Capt. ‘Sully’ Sullenberger reunites with NYPD divers 15 years after ‘Miracle on the Hudson’

Chesley “Sully” Sullenberger, the pilot who improbably guided US Airways Flight 1549 to a safe landing in the Hudson River on Jan. 15, 2009 after it struck a flock of birds, has reunited with the New York Police Department divers who aided in the rescue.

Now known as the “Miracle on the Hudson,” Sullenberger recalled the dramatic experience of being in the air for under two minutes when he hit the birds, causing the plane to lose power and catch fire. He got on his radio and said he was turning back to New York’s LaGuardia Airport, while NYPD’s Elite SCUBA team listened in on the radio to piece together what was happening.

Sullenberger quickly realized he wouldn’t be able to get back to the airport.

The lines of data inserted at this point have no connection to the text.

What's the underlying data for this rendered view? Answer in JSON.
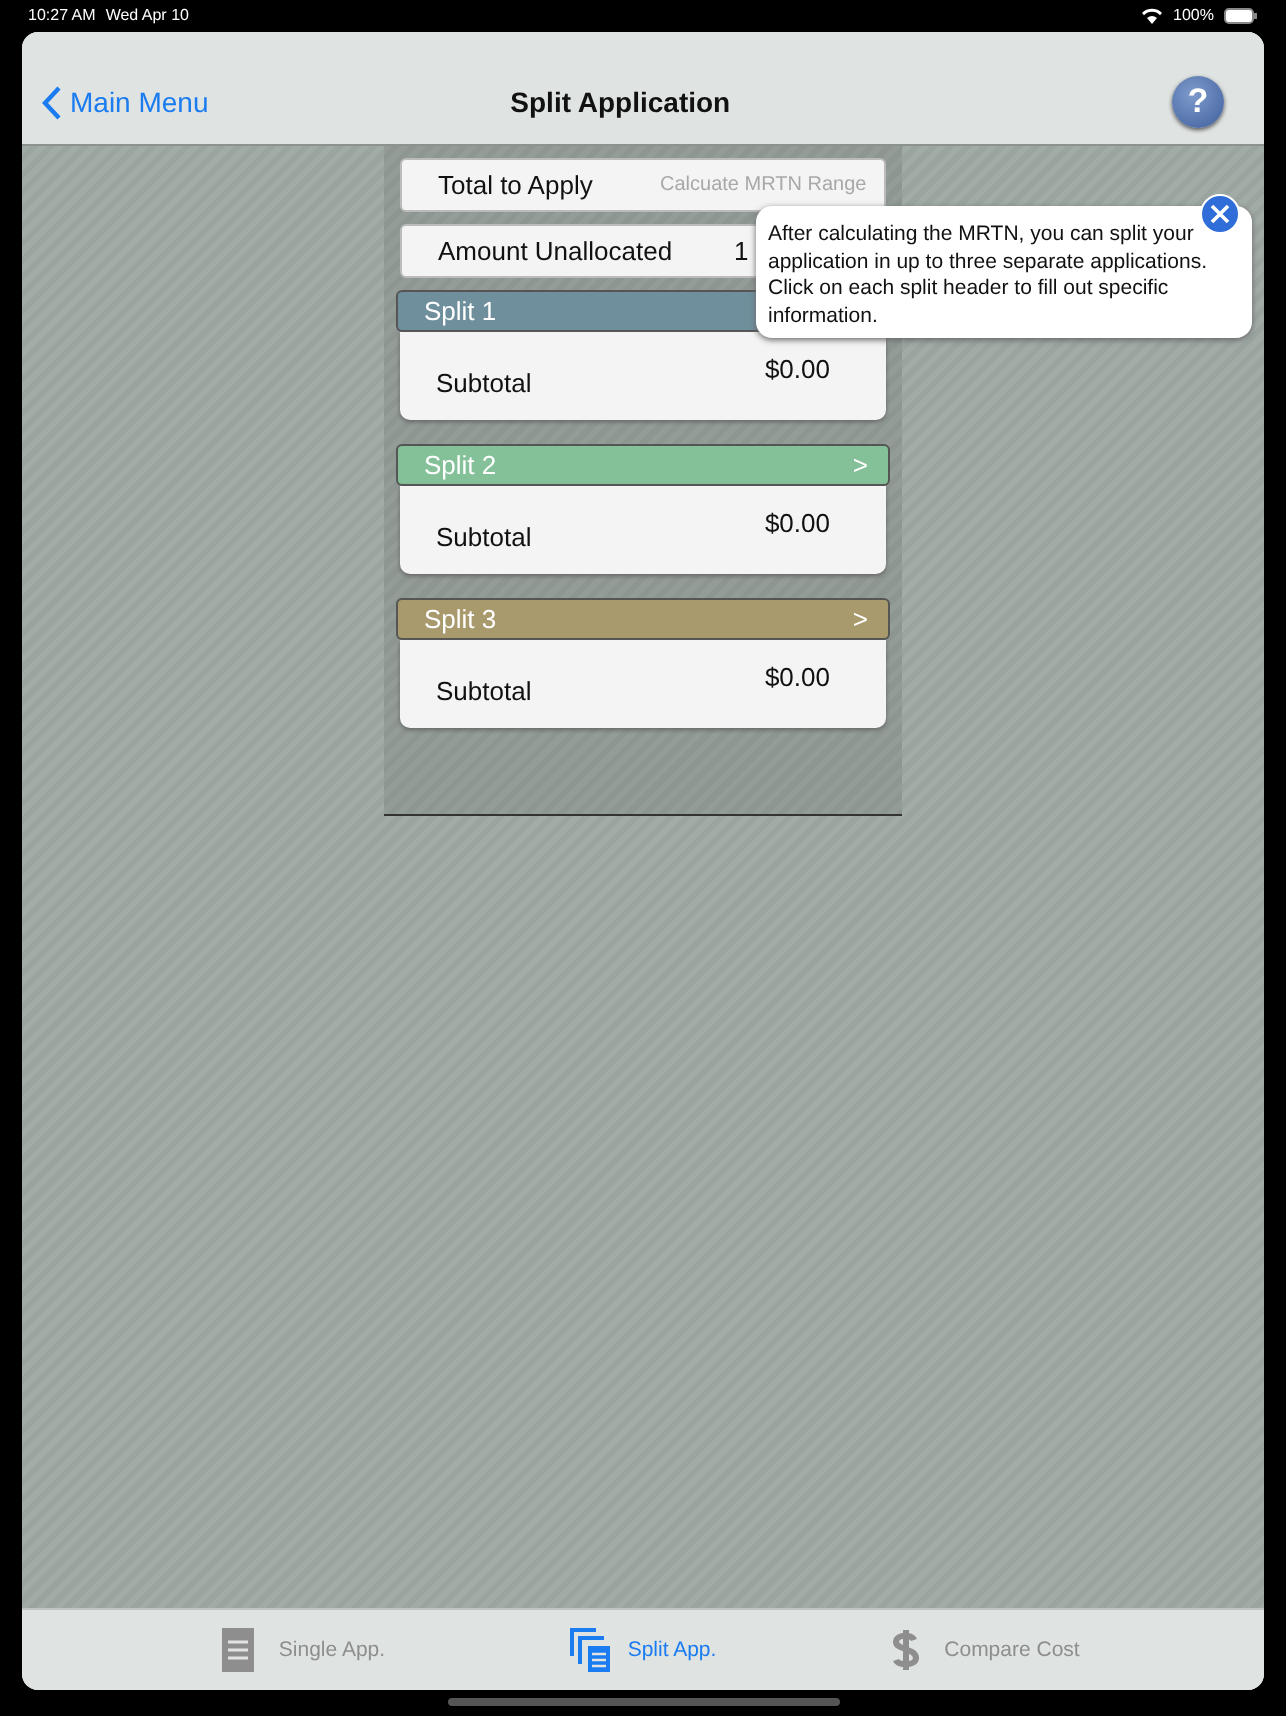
{
  "status_bar": {
    "time": "10:27 AM",
    "date": "Wed Apr 10",
    "battery": "100%"
  },
  "nav": {
    "back": "Main Menu",
    "title": "Split Application",
    "help": "?"
  },
  "fields": [
    {
      "label": "Total to Apply",
      "placeholder": "Calcuate MRTN Range"
    },
    {
      "label": "Amount Unallocated",
      "value": "1"
    }
  ],
  "splits": [
    {
      "title": "Split 1",
      "color": "#6f8f9c",
      "subtotal_label": "Subtotal",
      "subtotal": "$0.00"
    },
    {
      "title": "Split 2",
      "color": "#84c098",
      "arrow": ">",
      "subtotal_label": "Subtotal",
      "subtotal": "$0.00"
    },
    {
      "title": "Split 3",
      "color": "#a89a6c",
      "arrow": ">",
      "subtotal_label": "Subtotal",
      "subtotal": "$0.00"
    }
  ],
  "popover": {
    "text": "After calculating the MRTN, you can split your application in up to three separate applications. Click on each split header to fill out specific information."
  },
  "tabs": [
    {
      "kind": "single",
      "label": "Single App.",
      "selected": false
    },
    {
      "kind": "split",
      "label": "Split App.",
      "selected": true
    },
    {
      "kind": "cost",
      "label": "Compare Cost",
      "selected": false
    }
  ]
}
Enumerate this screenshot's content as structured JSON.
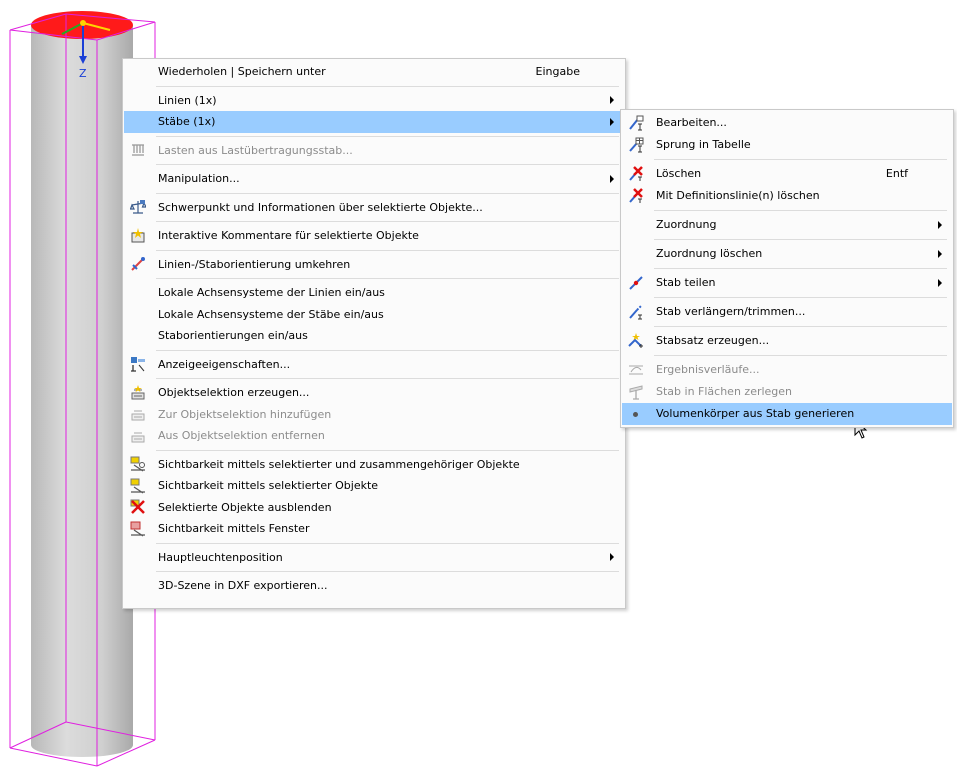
{
  "viewport": {
    "axis_label": "Z"
  },
  "context_menu": {
    "items": [
      {
        "label": "Wiederholen | Speichern unter",
        "shortcut": "Eingabe"
      },
      {
        "label": "Linien (1x)"
      },
      {
        "label": "Stäbe (1x)"
      },
      {
        "label": "Lasten aus Lastübertragungsstab..."
      },
      {
        "label": "Manipulation..."
      },
      {
        "label": "Schwerpunkt und Informationen über selektierte Objekte..."
      },
      {
        "label": "Interaktive Kommentare für selektierte Objekte"
      },
      {
        "label": "Linien-/Staborientierung umkehren"
      },
      {
        "label": "Lokale Achsensysteme der Linien ein/aus"
      },
      {
        "label": "Lokale Achsensysteme der Stäbe ein/aus"
      },
      {
        "label": "Staborientierungen ein/aus"
      },
      {
        "label": "Anzeigeeigenschaften..."
      },
      {
        "label": "Objektselektion erzeugen..."
      },
      {
        "label": "Zur Objektselektion hinzufügen"
      },
      {
        "label": "Aus Objektselektion entfernen"
      },
      {
        "label": "Sichtbarkeit mittels selektierter und zusammengehöriger Objekte"
      },
      {
        "label": "Sichtbarkeit mittels selektierter Objekte"
      },
      {
        "label": "Selektierte Objekte ausblenden"
      },
      {
        "label": "Sichtbarkeit mittels Fenster"
      },
      {
        "label": "Hauptleuchtenposition"
      },
      {
        "label": "3D-Szene in DXF exportieren..."
      }
    ]
  },
  "submenu": {
    "items": [
      {
        "label": "Bearbeiten..."
      },
      {
        "label": "Sprung in Tabelle"
      },
      {
        "label": "Löschen",
        "shortcut": "Entf"
      },
      {
        "label": "Mit Definitionslinie(n) löschen"
      },
      {
        "label": "Zuordnung"
      },
      {
        "label": "Zuordnung löschen"
      },
      {
        "label": "Stab teilen"
      },
      {
        "label": "Stab verlängern/trimmen..."
      },
      {
        "label": "Stabsatz erzeugen..."
      },
      {
        "label": "Ergebnisverläufe..."
      },
      {
        "label": "Stab in Flächen zerlegen"
      },
      {
        "label": "Volumenkörper aus Stab generieren"
      }
    ]
  },
  "colors": {
    "highlight": "#99ccff",
    "wireframe": "#e020e0",
    "cap": "#ff1a1a",
    "disabled_text": "#8c8c8c"
  }
}
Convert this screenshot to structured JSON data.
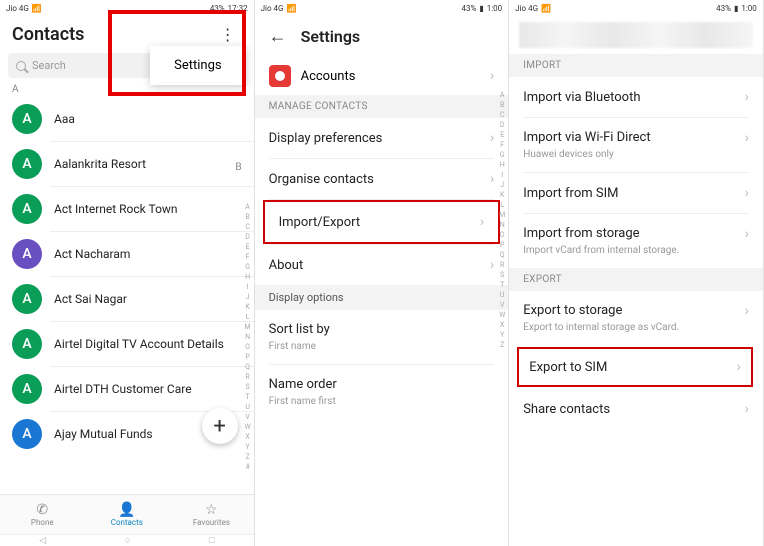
{
  "statusbar": {
    "carrier": "Jio 4G",
    "signal_text": "ᯤ ⁴ᴳ",
    "battery_pct": "43%",
    "time": "1:00",
    "time1": "17:32"
  },
  "phone1": {
    "title": "Contacts",
    "search_placeholder": "Search",
    "settings_label": "Settings",
    "section_letter": "A",
    "index_b": "B",
    "contacts": [
      {
        "initial": "A",
        "name": "Aaa",
        "cls": ""
      },
      {
        "initial": "A",
        "name": "Aalankrita Resort",
        "cls": ""
      },
      {
        "initial": "A",
        "name": "Act Internet Rock Town",
        "cls": ""
      },
      {
        "initial": "A",
        "name": "Act Nacharam",
        "cls": "purple"
      },
      {
        "initial": "A",
        "name": "Act Sai Nagar",
        "cls": ""
      },
      {
        "initial": "A",
        "name": "Airtel Digital TV Account Details",
        "cls": ""
      },
      {
        "initial": "A",
        "name": "Airtel DTH Customer Care",
        "cls": ""
      },
      {
        "initial": "A",
        "name": "Ajay Mutual Funds",
        "cls": "blue"
      }
    ],
    "fab": "+",
    "nav": {
      "phone": "Phone",
      "contacts": "Contacts",
      "fav": "Favourites"
    },
    "alphabet": "A B C D E F G H I J K L M N O P Q R S T U V W X Y Z #"
  },
  "phone2": {
    "title": "Settings",
    "accounts": "Accounts",
    "manage_header": "MANAGE CONTACTS",
    "rows": {
      "display_prefs": "Display preferences",
      "organise": "Organise contacts",
      "import_export": "Import/Export",
      "about": "About"
    },
    "display_options": "Display options",
    "sort_by": "Sort list by",
    "sort_by_sub": "First name",
    "name_order": "Name order",
    "name_order_sub": "First name first",
    "alphabet": "A B C D E F G H I J K L M N O P Q R S T U V W X Y Z"
  },
  "phone3": {
    "import_header": "IMPORT",
    "import_bt": "Import via Bluetooth",
    "import_wifi": "Import via Wi-Fi Direct",
    "import_wifi_sub": "Huawei devices only",
    "import_sim": "Import from SIM",
    "import_storage": "Import from storage",
    "import_storage_sub": "Import vCard from internal storage.",
    "export_header": "EXPORT",
    "export_storage": "Export to storage",
    "export_storage_sub": "Export to internal storage as vCard.",
    "export_sim": "Export to SIM",
    "share": "Share contacts"
  }
}
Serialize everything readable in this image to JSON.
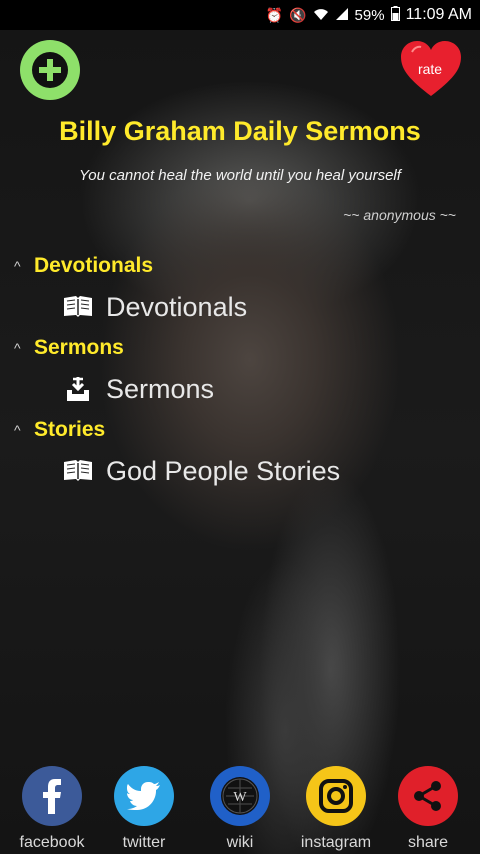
{
  "status_bar": {
    "icons": [
      "alarm-icon",
      "mute-icon",
      "wifi-icon",
      "signal-icon"
    ],
    "battery": "59%",
    "time": "11:09 AM"
  },
  "header": {
    "add_icon": "plus-icon",
    "rate_label": "rate",
    "title": "Billy Graham Daily Sermons",
    "quote": "You cannot heal the world until you heal yourself",
    "author": "~~ anonymous ~~"
  },
  "sections": [
    {
      "title": "Devotionals",
      "items": [
        {
          "label": "Devotionals",
          "icon": "book-icon"
        }
      ]
    },
    {
      "title": "Sermons",
      "items": [
        {
          "label": "Sermons",
          "icon": "download-tray-icon"
        }
      ]
    },
    {
      "title": "Stories",
      "items": [
        {
          "label": "God People Stories",
          "icon": "book-icon"
        }
      ]
    }
  ],
  "social": [
    {
      "label": "facebook",
      "icon": "facebook-icon"
    },
    {
      "label": "twitter",
      "icon": "twitter-icon"
    },
    {
      "label": "wiki",
      "icon": "wikipedia-icon"
    },
    {
      "label": "instagram",
      "icon": "instagram-icon"
    },
    {
      "label": "share",
      "icon": "share-icon"
    }
  ],
  "colors": {
    "title_yellow": "#ffea2b",
    "add_green": "#8ee06a",
    "rate_red": "#e8202e"
  }
}
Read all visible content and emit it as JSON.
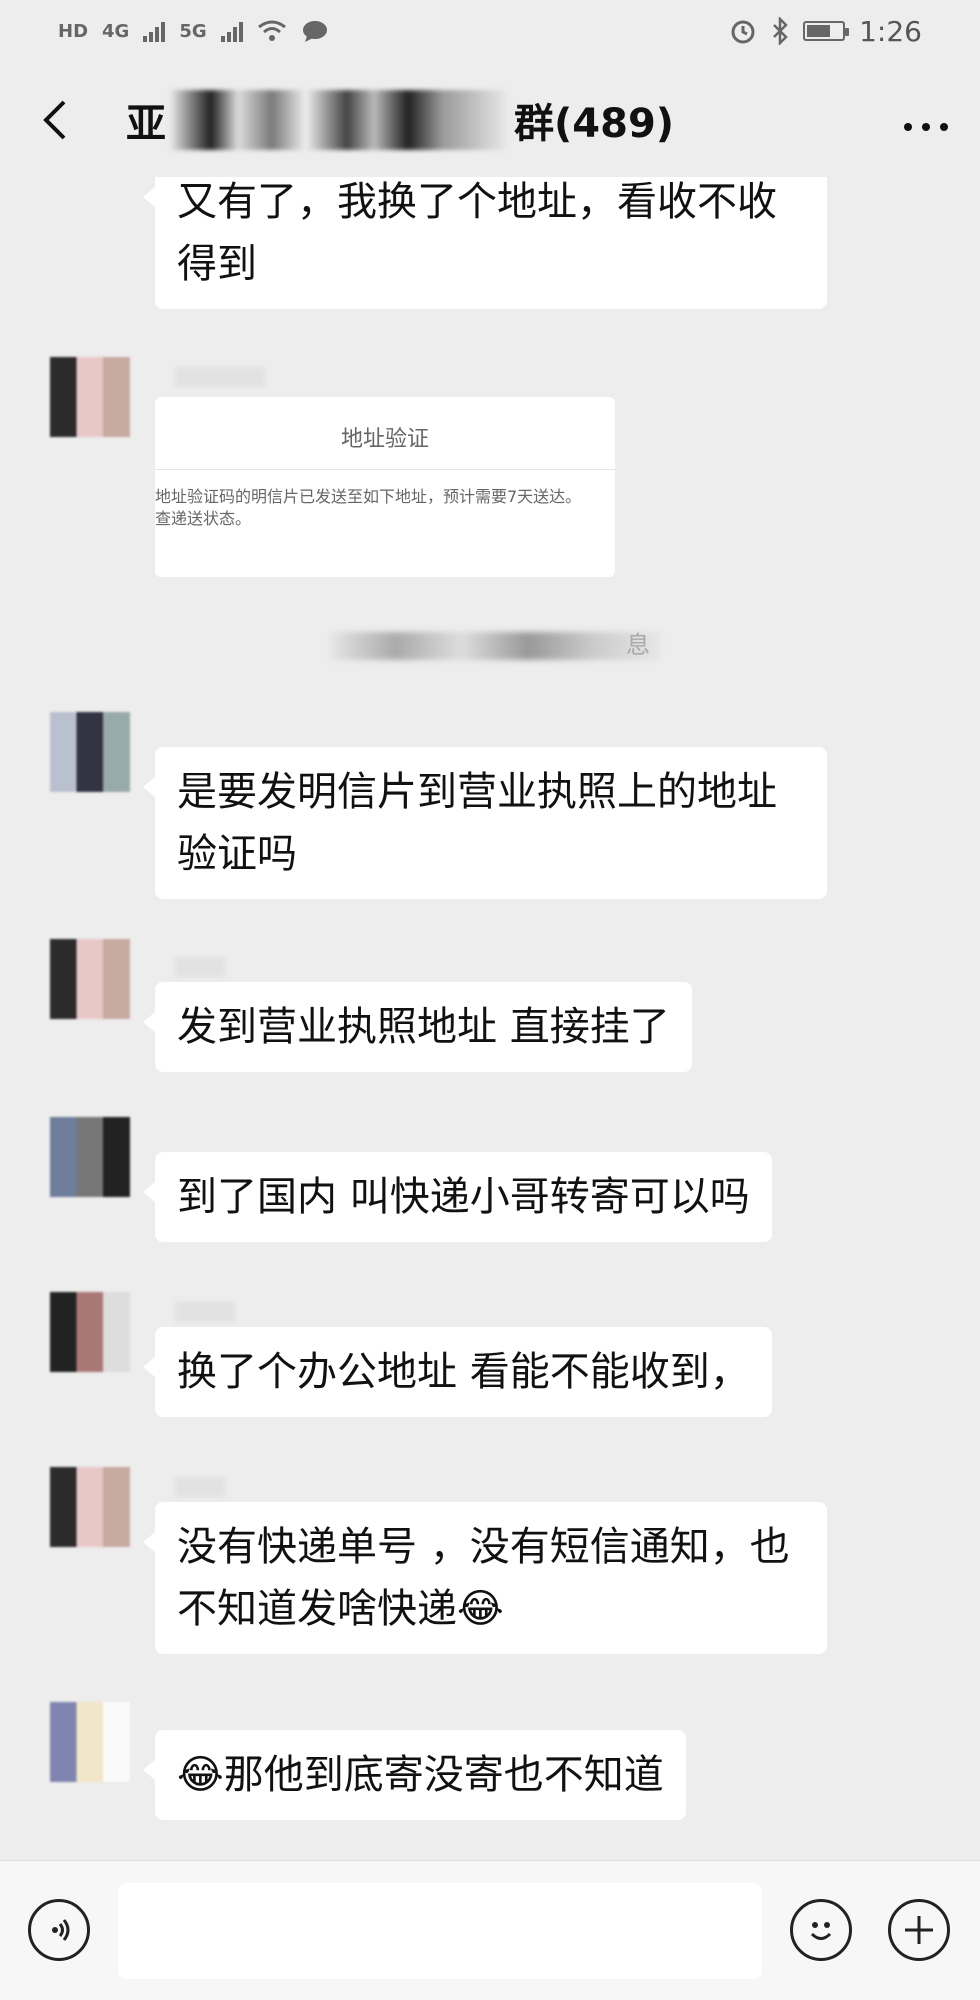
{
  "status_bar": {
    "network_left": "HD",
    "network_4g": "4G",
    "network_5g": "5G",
    "time": "1:26"
  },
  "header": {
    "title_prefix": "亚",
    "title_suffix": "群(489)",
    "back_icon": "chevron-left-icon",
    "more_icon": "ellipsis-icon"
  },
  "messages": [
    {
      "text": "又有了，我换了个地址，看收不收得到"
    },
    {
      "card_title": "地址验证",
      "card_body_line1": "地址验证码的明信片已发送至如下地址，预计需要7天送达。",
      "card_body_line2": "查递送状态。"
    },
    {
      "system_suffix": "息"
    },
    {
      "text": "是要发明信片到营业执照上的地址验证吗"
    },
    {
      "text": "发到营业执照地址 直接挂了"
    },
    {
      "text": "到了国内 叫快递小哥转寄可以吗"
    },
    {
      "text": "换了个办公地址 看能不能收到，"
    },
    {
      "text": "没有快递单号 ，没有短信通知，也不知道发啥快递😂"
    },
    {
      "text": "😂那他到底寄没寄也不知道"
    }
  ],
  "input_bar": {
    "voice_icon": "voice-icon",
    "emoji_icon": "emoji-icon",
    "plus_icon": "plus-icon"
  }
}
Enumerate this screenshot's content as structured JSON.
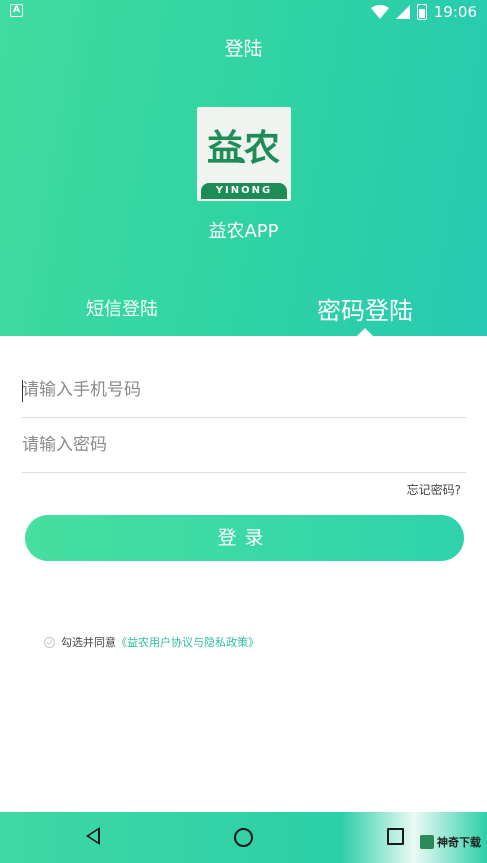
{
  "status_bar": {
    "time": "19:06",
    "notification_icon": "app-notification-icon",
    "icons": [
      "wifi-icon",
      "signal-icon",
      "battery-icon"
    ]
  },
  "header": {
    "title": "登陆"
  },
  "logo": {
    "text": "益农",
    "subtext": "YINONG"
  },
  "app_name": "益农APP",
  "tabs": [
    {
      "label": "短信登陆",
      "active": false
    },
    {
      "label": "密码登陆",
      "active": true
    }
  ],
  "form": {
    "phone_placeholder": "请输入手机号码",
    "password_placeholder": "请输入密码",
    "forgot_label": "忘记密码?",
    "login_label": "登录"
  },
  "agreement": {
    "prefix": "勾选并同意",
    "link": "《益农用户协议与隐私政策》"
  },
  "watermark": {
    "text": "神奇下载"
  },
  "colors": {
    "primary": "#2fd3a3",
    "primary_light": "#46dfa0",
    "link": "#2fbfa0"
  }
}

It turned out we didn’t have enough altitude or speed to either return to LaGuardia or to go across the river to Teterboro, New Jersey,” he told TODAY’s Craig Melvin in a segment that aired Jan. 11.

The result? He was going to land in the Hudson River.

“So, I chose the least bad option, and I was very glad to have it,” he said.

While Sullenberger braced for a dramatic landing, the SCUBA team piled into a chopper.

“When we got closer and we were able to read ‘US Airways,’ now we know this is a big aircraft that had a catastrophic problem,” diver Michael Hendrix said.

When divers spotted a woman in the 36-degree water, Michael Delaney, who was a detective at the time, got to work.

“She was panicking,” he said. “And I just tried to calm her down. My first initial thought was to introduce myself to her. I said, ‘Hi, I’m Michael. I’m going to get you out of here.”

Delaney and fellow detective Robert Rodriguez rescued the woman and another passenger and thought other people were still trapped in the plane, certain there had been casualties.

“When I went in the plane and I started swimming a bit, I was running into objects that were submerged that I thought were bodies, but it was, in fact, luggage,” Rodriguez said.

Sullenberger, however, had done his due diligence to confirm all 150 passengers were no longer on the aircraft.

“I went through the airplane from front to back twice just to make doubly sure that there was no one left behind,” he said.

Rodriguez said Sullenberger’s actions were unbelievably courageous.

“The respect for Chesley was up here and never wavered,” he said.

Sullenberger was also quick to give the divers their credit.

“They saved people who could have floated away and drowned almost unnoticed otherwise. And I was very concerned about that,” he said.

Now, 15 years later, Sullenberger reunited with Hendrix, Delaney and Rodriguez on TODAY.

“Thank you for everything you did for us that day,” Sullenberger said. 

“I think if we had 20 opportunities to do it all over again, it wouldn’t have gone as good as the first time we did it,” Delaney said.

“It’s probably the first time, collectively, a bunch of people from different industries did a gut check, and said, ‘I’m going to act bravely in this moment,’” Rodriguez said.

“I know I had some fear in the helicopter that day, but I said, ‘This is what you’ve been tasked to do. This is your job, so swallow it and try to save whomever you can.”

For Sullenberger, he remains indebted to the team effort that helped avert disaster.

“A lot of first responders from that day pitched in to make it their mission to save every life. And fortunately we did,” he said.